[Requirement]:
Using the records that follow, copy every line containing the word "controller".

[Information shown]:

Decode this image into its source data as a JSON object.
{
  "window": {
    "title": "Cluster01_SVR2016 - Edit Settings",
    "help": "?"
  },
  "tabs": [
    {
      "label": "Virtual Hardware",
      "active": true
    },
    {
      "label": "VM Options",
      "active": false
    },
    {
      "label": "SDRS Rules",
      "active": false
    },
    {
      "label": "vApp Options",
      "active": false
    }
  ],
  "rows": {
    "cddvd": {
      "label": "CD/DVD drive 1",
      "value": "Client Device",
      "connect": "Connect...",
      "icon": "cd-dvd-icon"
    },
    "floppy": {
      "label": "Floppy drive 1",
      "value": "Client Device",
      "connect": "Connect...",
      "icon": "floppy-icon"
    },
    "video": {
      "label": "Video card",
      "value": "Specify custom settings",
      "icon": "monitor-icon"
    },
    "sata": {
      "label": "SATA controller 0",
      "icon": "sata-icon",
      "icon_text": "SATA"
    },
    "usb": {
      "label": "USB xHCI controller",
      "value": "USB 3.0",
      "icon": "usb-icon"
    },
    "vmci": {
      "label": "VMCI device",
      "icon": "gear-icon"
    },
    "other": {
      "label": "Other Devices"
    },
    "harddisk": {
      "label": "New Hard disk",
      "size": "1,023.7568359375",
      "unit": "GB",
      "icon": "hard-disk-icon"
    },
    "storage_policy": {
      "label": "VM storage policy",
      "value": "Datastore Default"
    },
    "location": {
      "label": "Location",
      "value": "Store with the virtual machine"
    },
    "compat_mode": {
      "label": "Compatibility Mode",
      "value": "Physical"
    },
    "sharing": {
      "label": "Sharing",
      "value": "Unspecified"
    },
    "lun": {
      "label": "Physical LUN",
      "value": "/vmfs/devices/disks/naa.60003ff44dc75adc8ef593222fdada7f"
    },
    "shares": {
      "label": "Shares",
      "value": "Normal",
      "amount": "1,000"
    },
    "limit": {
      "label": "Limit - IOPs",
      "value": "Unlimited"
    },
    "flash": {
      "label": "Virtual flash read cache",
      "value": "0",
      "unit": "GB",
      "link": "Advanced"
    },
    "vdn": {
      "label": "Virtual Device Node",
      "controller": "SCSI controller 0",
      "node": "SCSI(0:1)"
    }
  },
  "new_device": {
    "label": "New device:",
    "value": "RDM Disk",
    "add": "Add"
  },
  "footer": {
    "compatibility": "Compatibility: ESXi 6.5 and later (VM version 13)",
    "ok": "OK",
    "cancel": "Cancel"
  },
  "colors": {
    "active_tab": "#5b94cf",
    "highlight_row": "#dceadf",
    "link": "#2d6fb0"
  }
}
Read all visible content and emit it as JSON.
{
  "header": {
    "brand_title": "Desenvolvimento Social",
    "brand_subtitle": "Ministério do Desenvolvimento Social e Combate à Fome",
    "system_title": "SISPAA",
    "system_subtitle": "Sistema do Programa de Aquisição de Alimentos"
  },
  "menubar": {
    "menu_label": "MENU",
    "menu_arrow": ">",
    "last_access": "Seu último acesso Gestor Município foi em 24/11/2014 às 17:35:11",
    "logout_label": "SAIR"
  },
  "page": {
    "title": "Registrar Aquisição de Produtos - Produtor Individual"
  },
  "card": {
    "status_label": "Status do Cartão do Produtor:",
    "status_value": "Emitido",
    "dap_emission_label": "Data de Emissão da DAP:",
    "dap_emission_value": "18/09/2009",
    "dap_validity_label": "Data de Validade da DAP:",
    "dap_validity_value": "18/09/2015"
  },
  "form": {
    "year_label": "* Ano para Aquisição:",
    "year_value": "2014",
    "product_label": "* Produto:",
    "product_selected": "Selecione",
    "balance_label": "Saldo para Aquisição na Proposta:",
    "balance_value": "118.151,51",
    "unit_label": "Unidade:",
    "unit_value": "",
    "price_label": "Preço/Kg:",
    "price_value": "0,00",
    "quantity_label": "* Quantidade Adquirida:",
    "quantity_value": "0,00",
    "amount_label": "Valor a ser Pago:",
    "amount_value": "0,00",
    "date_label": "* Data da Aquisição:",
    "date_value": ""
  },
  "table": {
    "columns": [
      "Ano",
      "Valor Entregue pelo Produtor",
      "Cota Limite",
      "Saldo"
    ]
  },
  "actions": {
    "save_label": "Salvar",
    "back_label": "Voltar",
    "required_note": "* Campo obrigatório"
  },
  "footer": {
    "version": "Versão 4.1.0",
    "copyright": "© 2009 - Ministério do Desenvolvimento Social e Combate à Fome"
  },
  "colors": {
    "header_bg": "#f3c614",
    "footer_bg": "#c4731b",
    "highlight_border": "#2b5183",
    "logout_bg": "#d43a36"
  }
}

[Response to this exercise]:
      "label": "SATA controller 0",
      "label": "USB xHCI controller",
      "controller": "SCSI controller 0",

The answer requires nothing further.